# Work task
Look for "Polariser" in the records and copy every line that has it.

# Website and app data records
⁂

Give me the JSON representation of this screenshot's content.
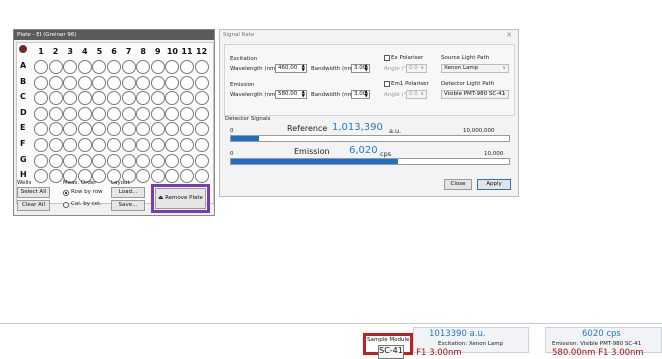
{
  "plate": {
    "title": "Plate - EI (Greiner 96)",
    "columns": [
      "1",
      "2",
      "3",
      "4",
      "5",
      "6",
      "7",
      "8",
      "9",
      "10",
      "11",
      "12"
    ],
    "rows": [
      "A",
      "B",
      "C",
      "D",
      "E",
      "F",
      "G",
      "H"
    ],
    "wells_label": "Wells",
    "select_all": "Select All",
    "clear_all": "Clear All",
    "meas_order_label": "Meas. Order",
    "row_by_row": "Row by row",
    "col_by_col": "Col. by col.",
    "layout_label": "Layout",
    "load": "Load...",
    "save": "Save...",
    "remove_plate": "Remove Plate",
    "remove_icon": "eject-icon"
  },
  "signal_rate": {
    "title": "Signal Rate",
    "close_glyph": "✕",
    "excitation_label": "Excitation",
    "wavelength_label": "Wavelength (nm):",
    "excitation_wavelength": "460.00",
    "bandwidth_label": "Bandwidth (nm):",
    "excitation_bandwidth": "3.00",
    "ex_polariser_label": "Ex Polariser",
    "ex_angle_label": "Angle (°):",
    "ex_angle_value": "0.0",
    "source_path_label": "Source Light Path",
    "source_path_value": "Xenon Lamp",
    "emission_label": "Emission",
    "emission_wavelength": "580.00",
    "emission_bandwidth": "3.00",
    "em_polariser_label": "Em1 Polariser",
    "em_angle_value": "0.0",
    "detector_path_label": "Detector Light Path",
    "detector_path_value": "Visible PMT-980 SC-41",
    "detector_signals_label": "Detector Signals",
    "reference_label": "Reference",
    "reference_value": "1,013,390",
    "reference_unit": "a.u.",
    "reference_min": "0",
    "reference_max": "10,000,000",
    "reference_fraction": 0.1013,
    "emission_signal_label": "Emission",
    "emission_value": "6,020",
    "emission_unit": "cps",
    "emission_min": "0",
    "emission_max": "10,000",
    "emission_fraction": 0.602,
    "close": "Close",
    "apply": "Apply"
  },
  "status": {
    "reference_readout": "1013390 a.u.",
    "sample_module_label": "Sample Module",
    "sample_module_value": "SC-41",
    "excitation_info": "Excitation: Xenon Lamp",
    "excitation_setting": "460.00nm  F1  3.00nm",
    "emission_readout": "6020 cps",
    "emission_info": "Emission: Visible PMT-980 SC-41",
    "emission_setting": "580.00nm  F1  3.00nm"
  },
  "colors": {
    "accent_blue": "#2079cf",
    "bar_blue": "#1f6fc6",
    "highlight_purple": "#7a3bb0",
    "highlight_red": "#c0201f",
    "red_text": "#b01010"
  }
}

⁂

# Result
    "ex_polariser_label": "Ex Polariser",
    "em_polariser_label": "Em1 Polariser",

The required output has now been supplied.